The Japanese anemone has grown in the English garden at the Royal Horticultural Society in Chadwick since 1848. It was thought to have originally come from China and regions around the Mediterranean.

A new white anemone hybrid occurred in Verdun, France in 1858 at the Jobert Gardens and was named ‘Honorine Jobert’. Since that time it has been sought-after and shared around the world becoming a classic garden perennial.

‘Honorine Jobert’ are best grown in part shade locations that are protected from the wind. The foliage tends to burn in hot, dry, sunny conditions. The best locations are rich in organic matter and include well-drained soil. It flowers from late summer into fall with 2 to 3 inch diameter single flowers on branching stems.

Plants are slow to establish but creeping rhizomes will form clumps of oval palmate toothed leaves. Erect stems emerge from August into October growing to a height of 2 to 3 feet. Anemone is considered a low maintenance plant that is best set out in early spring or fall.

‘Honorine Jobert’ has been appreciated by gardeners for many years.
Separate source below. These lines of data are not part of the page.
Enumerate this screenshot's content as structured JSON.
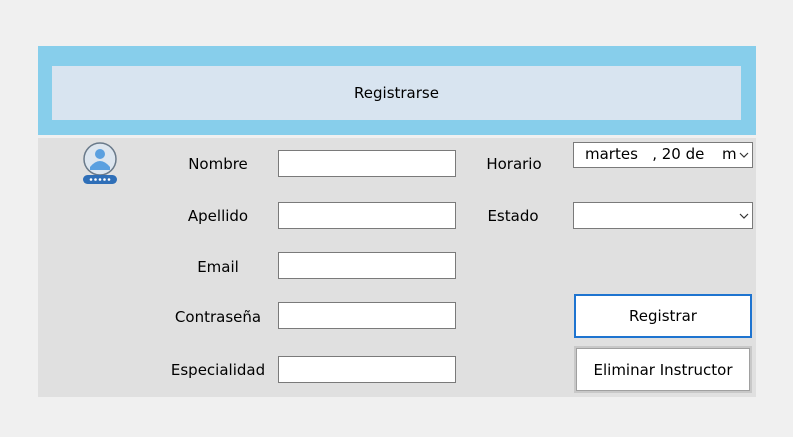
{
  "header": {
    "title": "Registrarse"
  },
  "icons": {
    "user": "user-id-card-icon",
    "chevron": "chevron-down-icon"
  },
  "colors": {
    "header_bg": "#87ceeb",
    "title_bg": "#d8e4f0",
    "form_bg": "#e0e0e0",
    "primary_border": "#1e74d0"
  },
  "form": {
    "nombre_label": "Nombre",
    "apellido_label": "Apellido",
    "email_label": "Email",
    "contrasena_label": "Contraseña",
    "especialidad_label": "Especialidad",
    "horario_label": "Horario",
    "estado_label": "Estado",
    "nombre_value": "",
    "apellido_value": "",
    "email_value": "",
    "contrasena_value": "",
    "especialidad_value": "",
    "horario_value": "martes   , 20 de",
    "horario_value_tail": "m",
    "estado_value": ""
  },
  "buttons": {
    "registrar": "Registrar",
    "eliminar": "Eliminar Instructor"
  }
}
The 2016 Perennial Plant Association’s Perennial Plant of the Year is the Anemone ‘Honorine Jobert’. Gardeners in our area should enjoy discovering this plant that can be enjoyed for years to come.